The Kestrel is an electric 4-passenger bio-composite compact vehicle, designed and engineered by Motive Industries Inc. in Calgary, Alberta, Canada.
“The very first Model T in 1912 was made of hemp and ran on hemp oil,” says Nathan James Armstrong, president of Motive Industries. “Then in 1941, Henry Ford made one attempt with hemp in automobile design, and in 2005, the Lotus Eco-Elise pushed the envelope further and came out with body panels made of hemp.”
Darren McKeage, the firm’s vice president of design, marketing and media relations, says mass-produced hemp cars never picked up since Henry Ford. That’s changing now, says Armstrong, as industrial hemp, bioengineered to produce maximum fiber, is an ideal green alternative. “There are no pesticides. There are no known pathogens. It’s a dense crop. No weeds can grow. It’s very clean and a very hardy plant.”
Armstrong says the Kestrel is the first production vehicle to use hemp in inner secondary structural elements. Motive Industries designed the Kestrel with the goal of increasing electric vehicle production in Canada. It is a product of Project Eve, a Canadian initiative to further the production of electric vehicles and components in Canada.
Funding for the Kestrel’s initial design came from the National Research Council in Canada, says Armstrong, who declined to reveal the specific amount, but said it was significant. “But the launch of the Kestrel officially began with the X-Prize,” he says, referring to the Progressive Automotive X-Prize, awarded by the X Prize Foundation for “radical breakthroughs,” according to the foundation’s website. Armstrong says his team decided to redesign an earlier car, the Switch, to have wider appeal.
From 1995 to 2004, Armstrong worked in California, building concept and advanced prototype vehicles for the major OEMs. “I started in 2004 with the idea to take the composite materials, tooling techniques, engineering techniques and assembly techniques and move it out of the concept world and take those materials into the production arena,” he says. “We’ve done over 200 prototypes, concept cars and advanced prototypes.
“The main challenge was, how do we standardize this bio material? If you have a dry year, if you have a wet year—how does it affect the fiber? We’re working toward a worst case. We’re getting to the point of analyzing the gray area of an engineered product.

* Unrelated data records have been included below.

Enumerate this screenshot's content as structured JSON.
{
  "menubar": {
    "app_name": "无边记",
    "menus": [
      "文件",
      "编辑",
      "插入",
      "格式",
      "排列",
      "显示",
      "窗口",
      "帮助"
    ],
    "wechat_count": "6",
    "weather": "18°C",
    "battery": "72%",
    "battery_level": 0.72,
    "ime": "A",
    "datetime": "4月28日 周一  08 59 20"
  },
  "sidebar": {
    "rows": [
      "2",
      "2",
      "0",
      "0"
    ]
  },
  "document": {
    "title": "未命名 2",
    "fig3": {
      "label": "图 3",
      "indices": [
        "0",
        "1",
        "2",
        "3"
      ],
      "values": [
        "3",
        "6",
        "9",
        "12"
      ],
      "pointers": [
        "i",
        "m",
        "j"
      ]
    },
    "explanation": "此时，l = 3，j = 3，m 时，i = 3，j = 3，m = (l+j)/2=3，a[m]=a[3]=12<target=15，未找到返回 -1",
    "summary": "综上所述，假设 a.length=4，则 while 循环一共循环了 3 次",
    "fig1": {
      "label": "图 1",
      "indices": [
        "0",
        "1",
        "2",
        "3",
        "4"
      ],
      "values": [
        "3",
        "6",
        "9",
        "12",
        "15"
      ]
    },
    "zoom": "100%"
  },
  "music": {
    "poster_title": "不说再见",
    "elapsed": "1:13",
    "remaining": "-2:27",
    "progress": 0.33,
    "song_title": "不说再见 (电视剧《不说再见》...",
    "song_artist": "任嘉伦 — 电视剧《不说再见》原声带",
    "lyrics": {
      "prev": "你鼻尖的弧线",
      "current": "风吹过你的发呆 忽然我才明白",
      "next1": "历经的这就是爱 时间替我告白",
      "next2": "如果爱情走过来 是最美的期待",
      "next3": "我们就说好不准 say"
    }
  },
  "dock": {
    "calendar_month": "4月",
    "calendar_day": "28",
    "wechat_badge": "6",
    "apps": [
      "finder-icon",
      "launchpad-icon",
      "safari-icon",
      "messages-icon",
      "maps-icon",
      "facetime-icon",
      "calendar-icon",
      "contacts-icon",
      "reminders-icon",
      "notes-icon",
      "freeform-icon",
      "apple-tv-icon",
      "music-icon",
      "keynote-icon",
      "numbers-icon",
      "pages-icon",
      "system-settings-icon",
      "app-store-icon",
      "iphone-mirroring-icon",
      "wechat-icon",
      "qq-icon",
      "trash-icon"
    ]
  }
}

It’s made of a natural fiber with crop variations depending upon the climate,” says Armstrong. “It’s blurring the line of what is an engineered material versus what is an organic product.”